More than 10,000 people have been infected with Ebola, according to figures released Saturday by the World Health Organization, as the outbreak continues to spread.
Of those cases, 4,922 people have died.
The Ebola epidemic in West Africa is the largest ever outbreak of the disease with a rapidly rising death toll in Guinea, Liberia and Sierra Leone. There have also been cases in three other West African countries, Spain and the United States.
The U.N. health agency said Saturday that the number of confirmed, probable and suspected cases has risen to 10,141. Its figures show about 200 new cases since the last report, four days ago.
Even those grisly tolls are likely an underestimate, WHO has warned, as many people in the hardest hit countries have been unable or too frightened to seek medical care.

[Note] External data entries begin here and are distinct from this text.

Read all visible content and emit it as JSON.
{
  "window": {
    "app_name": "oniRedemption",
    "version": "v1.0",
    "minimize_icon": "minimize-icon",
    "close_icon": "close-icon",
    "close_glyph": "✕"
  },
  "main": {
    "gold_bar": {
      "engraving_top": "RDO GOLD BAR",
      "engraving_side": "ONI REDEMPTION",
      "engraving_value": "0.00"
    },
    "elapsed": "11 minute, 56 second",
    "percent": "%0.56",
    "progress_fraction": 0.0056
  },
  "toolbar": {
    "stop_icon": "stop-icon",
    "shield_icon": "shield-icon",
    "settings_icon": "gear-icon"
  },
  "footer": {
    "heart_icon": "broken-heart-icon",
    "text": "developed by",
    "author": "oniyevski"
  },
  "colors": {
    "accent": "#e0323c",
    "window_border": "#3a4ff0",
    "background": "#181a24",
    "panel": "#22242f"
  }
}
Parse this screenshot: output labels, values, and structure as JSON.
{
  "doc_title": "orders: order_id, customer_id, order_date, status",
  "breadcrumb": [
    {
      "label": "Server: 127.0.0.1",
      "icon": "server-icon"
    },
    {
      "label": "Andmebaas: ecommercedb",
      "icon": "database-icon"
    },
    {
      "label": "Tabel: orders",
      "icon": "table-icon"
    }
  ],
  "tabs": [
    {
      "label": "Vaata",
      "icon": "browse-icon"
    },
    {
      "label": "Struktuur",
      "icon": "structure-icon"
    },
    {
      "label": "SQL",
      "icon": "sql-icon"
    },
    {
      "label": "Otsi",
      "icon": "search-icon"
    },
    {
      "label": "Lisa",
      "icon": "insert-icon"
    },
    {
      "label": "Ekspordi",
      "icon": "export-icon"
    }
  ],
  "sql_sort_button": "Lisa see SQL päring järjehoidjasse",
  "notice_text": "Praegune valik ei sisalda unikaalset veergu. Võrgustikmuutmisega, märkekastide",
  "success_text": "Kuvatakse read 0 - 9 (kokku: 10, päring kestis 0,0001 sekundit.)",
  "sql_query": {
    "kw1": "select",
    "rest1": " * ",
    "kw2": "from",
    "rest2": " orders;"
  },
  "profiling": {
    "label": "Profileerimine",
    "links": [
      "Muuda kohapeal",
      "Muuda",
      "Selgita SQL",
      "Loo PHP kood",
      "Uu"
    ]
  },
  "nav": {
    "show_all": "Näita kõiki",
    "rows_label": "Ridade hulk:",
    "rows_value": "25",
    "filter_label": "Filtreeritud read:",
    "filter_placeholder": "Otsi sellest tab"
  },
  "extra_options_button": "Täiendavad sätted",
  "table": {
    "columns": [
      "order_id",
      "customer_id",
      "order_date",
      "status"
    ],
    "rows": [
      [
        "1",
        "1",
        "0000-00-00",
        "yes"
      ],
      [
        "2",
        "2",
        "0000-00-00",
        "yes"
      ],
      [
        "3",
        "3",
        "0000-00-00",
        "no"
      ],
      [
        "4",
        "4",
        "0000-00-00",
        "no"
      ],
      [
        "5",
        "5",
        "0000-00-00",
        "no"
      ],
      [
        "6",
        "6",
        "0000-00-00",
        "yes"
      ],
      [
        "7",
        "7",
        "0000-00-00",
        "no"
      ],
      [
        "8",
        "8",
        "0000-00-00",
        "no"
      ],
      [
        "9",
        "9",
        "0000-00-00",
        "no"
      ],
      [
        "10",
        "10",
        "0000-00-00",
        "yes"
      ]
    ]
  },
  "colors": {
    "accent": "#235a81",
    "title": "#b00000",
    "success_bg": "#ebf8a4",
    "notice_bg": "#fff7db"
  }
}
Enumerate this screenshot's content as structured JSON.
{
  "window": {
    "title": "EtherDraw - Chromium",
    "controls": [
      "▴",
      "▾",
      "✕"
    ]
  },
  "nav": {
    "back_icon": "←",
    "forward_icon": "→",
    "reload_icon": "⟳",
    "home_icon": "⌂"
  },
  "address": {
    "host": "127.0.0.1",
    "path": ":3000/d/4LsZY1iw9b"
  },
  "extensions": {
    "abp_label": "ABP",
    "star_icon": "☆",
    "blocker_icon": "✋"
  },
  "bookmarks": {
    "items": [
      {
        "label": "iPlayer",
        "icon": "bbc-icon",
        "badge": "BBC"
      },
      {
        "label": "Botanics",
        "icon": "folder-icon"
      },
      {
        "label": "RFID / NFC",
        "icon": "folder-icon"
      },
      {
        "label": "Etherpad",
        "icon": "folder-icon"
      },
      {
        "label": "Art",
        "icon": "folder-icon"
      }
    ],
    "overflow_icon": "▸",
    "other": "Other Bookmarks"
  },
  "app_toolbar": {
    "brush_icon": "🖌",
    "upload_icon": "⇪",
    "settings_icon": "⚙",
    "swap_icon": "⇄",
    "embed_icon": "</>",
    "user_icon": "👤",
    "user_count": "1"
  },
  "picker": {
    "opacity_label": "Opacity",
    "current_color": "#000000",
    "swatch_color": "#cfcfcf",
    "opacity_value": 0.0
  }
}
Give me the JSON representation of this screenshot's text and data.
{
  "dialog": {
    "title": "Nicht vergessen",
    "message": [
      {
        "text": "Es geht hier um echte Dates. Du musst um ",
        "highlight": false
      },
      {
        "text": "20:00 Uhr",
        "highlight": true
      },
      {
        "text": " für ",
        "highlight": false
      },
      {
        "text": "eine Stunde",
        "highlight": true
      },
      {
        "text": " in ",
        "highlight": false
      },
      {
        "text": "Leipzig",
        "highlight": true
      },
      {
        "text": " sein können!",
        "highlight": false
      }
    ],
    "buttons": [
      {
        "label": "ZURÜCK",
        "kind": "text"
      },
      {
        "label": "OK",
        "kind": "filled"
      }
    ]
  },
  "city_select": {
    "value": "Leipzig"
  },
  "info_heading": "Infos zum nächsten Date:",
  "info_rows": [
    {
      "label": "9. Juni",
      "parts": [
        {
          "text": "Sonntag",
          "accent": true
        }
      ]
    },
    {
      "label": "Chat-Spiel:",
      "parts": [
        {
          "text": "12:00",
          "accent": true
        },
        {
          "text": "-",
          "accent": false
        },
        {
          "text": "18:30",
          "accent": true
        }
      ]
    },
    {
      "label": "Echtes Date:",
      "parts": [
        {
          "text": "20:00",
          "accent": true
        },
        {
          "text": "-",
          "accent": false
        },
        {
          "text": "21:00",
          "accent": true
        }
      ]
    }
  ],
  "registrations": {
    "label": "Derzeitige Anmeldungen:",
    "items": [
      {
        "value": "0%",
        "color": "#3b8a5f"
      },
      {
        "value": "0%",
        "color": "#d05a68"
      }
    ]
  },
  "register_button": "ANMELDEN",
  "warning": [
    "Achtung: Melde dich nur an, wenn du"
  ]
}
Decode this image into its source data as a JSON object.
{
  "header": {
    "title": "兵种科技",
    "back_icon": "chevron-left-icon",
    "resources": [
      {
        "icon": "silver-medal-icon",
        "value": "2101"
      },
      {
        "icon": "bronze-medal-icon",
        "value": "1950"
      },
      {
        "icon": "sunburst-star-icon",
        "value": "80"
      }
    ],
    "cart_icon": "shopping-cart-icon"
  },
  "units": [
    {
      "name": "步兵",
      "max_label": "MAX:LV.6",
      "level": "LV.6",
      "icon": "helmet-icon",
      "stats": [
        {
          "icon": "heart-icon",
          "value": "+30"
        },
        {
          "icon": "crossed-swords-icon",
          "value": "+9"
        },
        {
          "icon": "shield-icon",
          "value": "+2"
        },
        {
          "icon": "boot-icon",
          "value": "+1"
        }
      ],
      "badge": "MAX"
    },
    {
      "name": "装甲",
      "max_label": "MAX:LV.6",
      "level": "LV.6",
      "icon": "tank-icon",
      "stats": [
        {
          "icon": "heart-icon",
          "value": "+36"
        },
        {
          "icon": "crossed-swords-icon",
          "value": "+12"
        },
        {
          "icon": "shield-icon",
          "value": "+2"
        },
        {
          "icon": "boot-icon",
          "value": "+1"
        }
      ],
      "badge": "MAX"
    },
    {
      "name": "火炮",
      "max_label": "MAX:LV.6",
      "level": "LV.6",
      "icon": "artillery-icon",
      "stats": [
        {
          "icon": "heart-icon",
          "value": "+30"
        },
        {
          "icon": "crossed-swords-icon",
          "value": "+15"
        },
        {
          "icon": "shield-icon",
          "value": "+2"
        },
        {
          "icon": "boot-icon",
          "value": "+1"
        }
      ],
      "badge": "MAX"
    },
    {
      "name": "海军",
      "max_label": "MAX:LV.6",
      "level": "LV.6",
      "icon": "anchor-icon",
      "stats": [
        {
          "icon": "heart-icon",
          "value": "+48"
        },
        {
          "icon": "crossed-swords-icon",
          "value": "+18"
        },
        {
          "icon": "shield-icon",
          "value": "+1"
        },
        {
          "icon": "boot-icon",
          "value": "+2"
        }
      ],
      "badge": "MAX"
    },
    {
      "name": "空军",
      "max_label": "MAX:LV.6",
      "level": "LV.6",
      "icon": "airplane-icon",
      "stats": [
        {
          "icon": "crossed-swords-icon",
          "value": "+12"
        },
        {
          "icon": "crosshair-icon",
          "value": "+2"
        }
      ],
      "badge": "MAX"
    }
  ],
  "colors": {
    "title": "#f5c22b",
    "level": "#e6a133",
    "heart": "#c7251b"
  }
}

A shortage of labs capable of handling potentially infected blood samples has also made it difficult to track the outbreak. For example, the latest numbers show no change in Liberia's case toll, suggesting the numbers may be lagging behind reality.
On Thursday, authorities confirmed that the disease had spread to Mali, the sixth West African country affected, and on the same day a new case was confirmed in New York, in a doctor recently returned from Guinea.
Mali had long been considered highly vulnerable to the disease, since it shares a border with Guinea. The disease arrived there in a 2-year-old, who travelled from Guinea with her grandmother by bus and died Friday.
The toddler, who was bleeding from her nose during the journey, may have had high-risk contact with many people, the World Health Organization warned. So far, 43 people are being monitored in isolation for signs of the disease, and WHO said Saturday that authorities are continuing to look for more people at risk.
To help fight Ebola, the U.N. humanitarian flight service airlifted about 1 ton of medical supplies to Mali late Friday. The seats of the plane were removed to make room for the cargo, which included hazard suits for health workers, surgical gloves, face shields and buckets, according to the World Food Program, which runs the flights.
"Speed is of the essence in this Ebola crisis. Agencies such as WFP and WHO are working every hour to confront together the virus as a matter of priority," said Denise Brown, the West Africa regional director for the U.N. food agency.